This version of the addictive logical puzzle game is now a board game where 2 or more players compete in teams to see who can complete their puzzle first. The Do You Sudoku? game includes two game trays, 2 sets of 81 number tiles and over 100 sudoku puzzles in three difficulty levels. By University Games. Ages 8 and up.
Based on the best selling book - Here's a fun way to improve your Sudoku solving technique. Players divide the 81 numbered tiles and compete to place them in a correct square on the puzzle grid. To win, be the first to place your tiles on the Sudoku board. Includes 81 number tiles, more than 50 puzzles, 3 training puzzles, and rules. For 2 or more players. Ages 8 and up. By University Games.
In this board game version of Sudoku, players compete to solve puzzles. The player with the most numbers on the sudoku board wins. Includes 200 puzzles, 5 dry erase markers, eraser and timer. For 1 to 4 players. Ages 8 and up.
A great way to introduce your child to these popular puzzles and help kids develop logical thinking skills. This game uses six fun animal symbols instead of numbers on a smaller grid composed of six 3x2 boxes. Players roll a die, make the noise of the animal rolled and place the animal tile onto the puzzle grid. Contains 60 puzzles, 108 animal tiles, a die and instructions. Ages 6 and up.
This board game for one plays like any other Sudoku puzzle, except that a game board and number tiles are used instead of pencil and paper. Includes game board, wipe-off marker, eraser, 81 Sudoku tiles, 48 Sudoku puzzles, solutions, game history, and instructions. For 1 player. Ages 8 and up.
See if you can crack the Da Vinci Code in this new variation of Sudoku. As in regular sudoku, the Ancient Symbols must be aligned so that none are repeated within a single column, row, or grid. But you need to use logic to beat your opponent and crack the mystery code. Includes puzzle board, puzzle booklet, and 216 magnetic symbol tiles. For 1 or 2 players ages 8 and up.
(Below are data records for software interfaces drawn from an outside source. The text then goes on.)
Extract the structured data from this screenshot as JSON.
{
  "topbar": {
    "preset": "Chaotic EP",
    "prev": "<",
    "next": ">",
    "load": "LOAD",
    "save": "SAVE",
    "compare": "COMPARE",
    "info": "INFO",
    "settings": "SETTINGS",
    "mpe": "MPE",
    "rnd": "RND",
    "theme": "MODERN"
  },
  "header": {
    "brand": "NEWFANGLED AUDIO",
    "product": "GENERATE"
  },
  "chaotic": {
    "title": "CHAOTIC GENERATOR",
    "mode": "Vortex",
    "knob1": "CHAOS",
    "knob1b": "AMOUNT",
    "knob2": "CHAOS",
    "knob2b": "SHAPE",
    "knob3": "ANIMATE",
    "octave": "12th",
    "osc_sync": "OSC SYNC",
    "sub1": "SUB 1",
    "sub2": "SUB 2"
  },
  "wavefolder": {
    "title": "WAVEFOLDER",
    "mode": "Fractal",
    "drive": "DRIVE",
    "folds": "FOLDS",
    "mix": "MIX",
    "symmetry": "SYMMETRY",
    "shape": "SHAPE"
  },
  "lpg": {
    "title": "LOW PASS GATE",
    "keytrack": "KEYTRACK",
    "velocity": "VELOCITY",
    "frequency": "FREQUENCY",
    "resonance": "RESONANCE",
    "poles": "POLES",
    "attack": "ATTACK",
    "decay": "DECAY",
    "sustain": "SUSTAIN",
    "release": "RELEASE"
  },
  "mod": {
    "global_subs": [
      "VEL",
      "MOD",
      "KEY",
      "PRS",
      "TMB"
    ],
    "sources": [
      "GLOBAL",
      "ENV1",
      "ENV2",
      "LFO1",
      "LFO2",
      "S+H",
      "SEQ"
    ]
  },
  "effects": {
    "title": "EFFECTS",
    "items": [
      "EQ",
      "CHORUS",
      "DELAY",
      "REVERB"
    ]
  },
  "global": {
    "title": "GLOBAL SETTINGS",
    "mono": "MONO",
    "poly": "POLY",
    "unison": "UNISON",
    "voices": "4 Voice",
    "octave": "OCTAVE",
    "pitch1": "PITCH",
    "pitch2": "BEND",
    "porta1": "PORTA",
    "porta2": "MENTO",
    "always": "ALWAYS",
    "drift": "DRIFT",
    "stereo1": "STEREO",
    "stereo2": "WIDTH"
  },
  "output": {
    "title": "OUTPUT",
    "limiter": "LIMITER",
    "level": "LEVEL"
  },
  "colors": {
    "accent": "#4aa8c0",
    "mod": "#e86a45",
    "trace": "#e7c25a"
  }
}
For the Suduko enthusiast, a SuDoku variation called Alphadoku. As in SuDoku, the goal is to fill in all 81 squares but Alphadoku puzzles use letters instead of numbers. As an added bonus, one of the rows or columns will spell out a word or phrase which is clued in the title of each puzzle.